» Stored data entries
※ ※ ※
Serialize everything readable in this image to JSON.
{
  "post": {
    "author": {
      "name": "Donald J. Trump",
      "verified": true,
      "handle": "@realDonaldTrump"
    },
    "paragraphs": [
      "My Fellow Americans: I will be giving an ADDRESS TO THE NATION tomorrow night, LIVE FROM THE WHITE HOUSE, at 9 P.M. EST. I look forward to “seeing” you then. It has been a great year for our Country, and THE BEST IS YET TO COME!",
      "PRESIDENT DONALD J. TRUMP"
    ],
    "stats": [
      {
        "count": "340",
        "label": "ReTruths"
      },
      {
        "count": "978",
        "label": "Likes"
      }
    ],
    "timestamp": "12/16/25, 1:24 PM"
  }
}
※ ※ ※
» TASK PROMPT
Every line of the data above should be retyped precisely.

» SOLUTION FOR THIS TASK
Serialize everything readable in this image to JSON.
{
  "post": {
    "author": {
      "name": "Donald J. Trump",
      "verified": true,
      "handle": "@realDonaldTrump"
    },
    "paragraphs": [
      "My Fellow Americans: I will be giving an ADDRESS TO THE NATION tomorrow night, LIVE FROM THE WHITE HOUSE, at 9 P.M. EST. I look forward to “seeing” you then. It has been a great year for our Country, and THE BEST IS YET TO COME!",
      "PRESIDENT DONALD J. TRUMP"
    ],
    "stats": [
      {
        "count": "340",
        "label": "ReTruths"
      },
      {
        "count": "978",
        "label": "Likes"
      }
    ],
    "timestamp": "12/16/25, 1:24 PM"
  }
}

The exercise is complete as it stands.